*Available data:*
=== Section Start ===

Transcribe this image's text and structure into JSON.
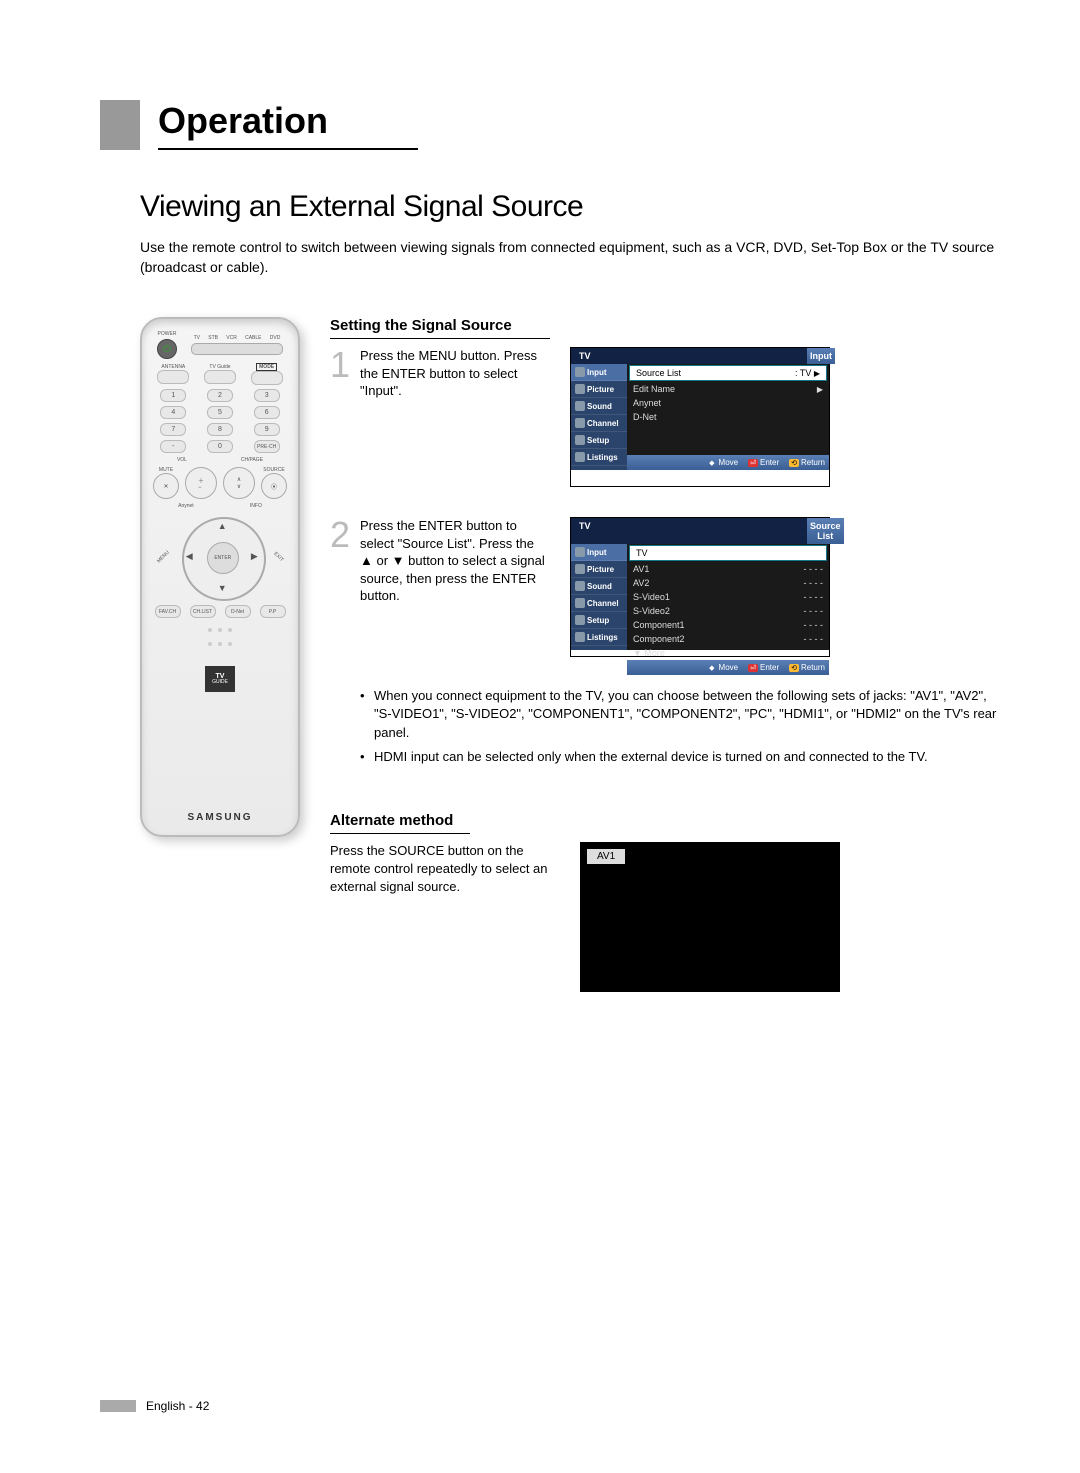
{
  "section_title": "Operation",
  "page_title": "Viewing an External Signal Source",
  "intro": "Use the remote control to switch between viewing signals from connected equipment, such as a VCR, DVD, Set-Top Box or the TV source (broadcast or cable).",
  "remote": {
    "top_labels": [
      "POWER",
      "TV",
      "STB",
      "VCR",
      "CABLE",
      "DVD"
    ],
    "row2": [
      "ANTENNA",
      "TV Guide",
      "MODE"
    ],
    "numpad": [
      "1",
      "2",
      "3",
      "4",
      "5",
      "6",
      "7",
      "8",
      "9",
      "-",
      "0",
      "PRE-CH"
    ],
    "vol_label": "VOL",
    "ch_label": "CH/PAGE",
    "mute": "MUTE",
    "source": "SOURCE",
    "anynet": "Anynet",
    "info": "INFO",
    "menu": "MENU",
    "exit": "EXIT",
    "enter": "ENTER",
    "bottom_row": [
      "FAV.CH",
      "CH.LIST",
      "D-Net",
      "P.P"
    ],
    "tvguide": "TV GUIDE",
    "brand": "SAMSUNG"
  },
  "subheading1": "Setting the Signal Source",
  "step1": {
    "num": "1",
    "text": "Press the MENU button. Press the ENTER button to select \"Input\"."
  },
  "osd1": {
    "tv": "TV",
    "title": "Input",
    "side": [
      "Input",
      "Picture",
      "Sound",
      "Channel",
      "Setup",
      "Listings"
    ],
    "rows": [
      {
        "label": "Source List",
        "value": ": TV",
        "arrow": true,
        "sel": true
      },
      {
        "label": "Edit Name",
        "value": "",
        "arrow": true
      },
      {
        "label": "Anynet",
        "value": "",
        "arrow": false
      },
      {
        "label": "D-Net",
        "value": "",
        "arrow": false
      }
    ],
    "hints": {
      "move": "Move",
      "enter": "Enter",
      "return": "Return"
    }
  },
  "step2": {
    "num": "2",
    "text": "Press the ENTER button to select \"Source List\". Press the ▲ or ▼ button to select a signal source, then press the ENTER button.",
    "bullets": [
      "When you connect equipment to the TV, you can choose between the following sets of jacks: \"AV1\", \"AV2\", \"S-VIDEO1\", \"S-VIDEO2\", \"COMPONENT1\", \"COMPONENT2\", \"PC\", \"HDMI1\", or \"HDMI2\" on the TV's rear panel.",
      "HDMI input can be selected only when the external device is turned on and connected to the TV."
    ]
  },
  "osd2": {
    "tv": "TV",
    "title": "Source List",
    "side": [
      "Input",
      "Picture",
      "Sound",
      "Channel",
      "Setup",
      "Listings"
    ],
    "rows": [
      {
        "label": "TV",
        "value": "",
        "sel": true
      },
      {
        "label": "AV1",
        "value": "- - - -"
      },
      {
        "label": "AV2",
        "value": "- - - -"
      },
      {
        "label": "S-Video1",
        "value": "- - - -"
      },
      {
        "label": "S-Video2",
        "value": "- - - -"
      },
      {
        "label": "Component1",
        "value": "- - - -"
      },
      {
        "label": "Component2",
        "value": "- - - -"
      },
      {
        "label": "▼ More",
        "value": ""
      }
    ],
    "hints": {
      "move": "Move",
      "enter": "Enter",
      "return": "Return"
    }
  },
  "alt_heading": "Alternate method",
  "alt_text": "Press the SOURCE button on the remote control repeatedly to select an external signal source.",
  "alt_badge": "AV1",
  "footer": "English - 42"
}
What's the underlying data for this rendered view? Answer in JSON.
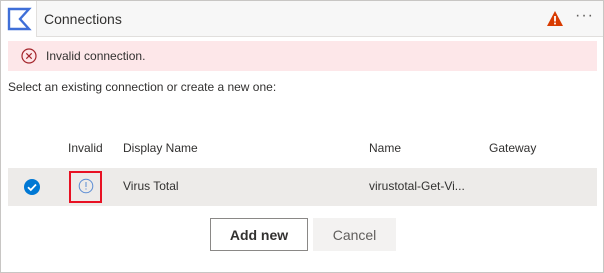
{
  "header": {
    "title": "Connections",
    "more_label": "···"
  },
  "error": {
    "message": "Invalid connection."
  },
  "instruction": "Select an existing connection or create a new one:",
  "table": {
    "columns": [
      "Invalid",
      "Display Name",
      "Name",
      "Gateway"
    ],
    "rows": [
      {
        "selected": true,
        "invalid": true,
        "display_name": "Virus Total",
        "name": "virustotal-Get-Vi...",
        "gateway": ""
      }
    ]
  },
  "buttons": {
    "add_label": "Add new",
    "cancel_label": "Cancel"
  },
  "colors": {
    "accent": "#0078d4",
    "error_bg": "#fde7e9",
    "error_icon": "#a4262c",
    "warning": "#d83b01",
    "highlight_border": "#e81123"
  },
  "icons": {
    "logo": "sigma-logo-icon",
    "warning": "warning-icon",
    "error": "error-circle-icon",
    "selected": "checkmark-circle-icon",
    "invalid": "info-circle-icon"
  }
}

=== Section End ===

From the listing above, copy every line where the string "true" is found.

        "arrow": true,
        "sel": true
        "arrow": true
        "sel": true
        "selected": true,
        "invalid": true,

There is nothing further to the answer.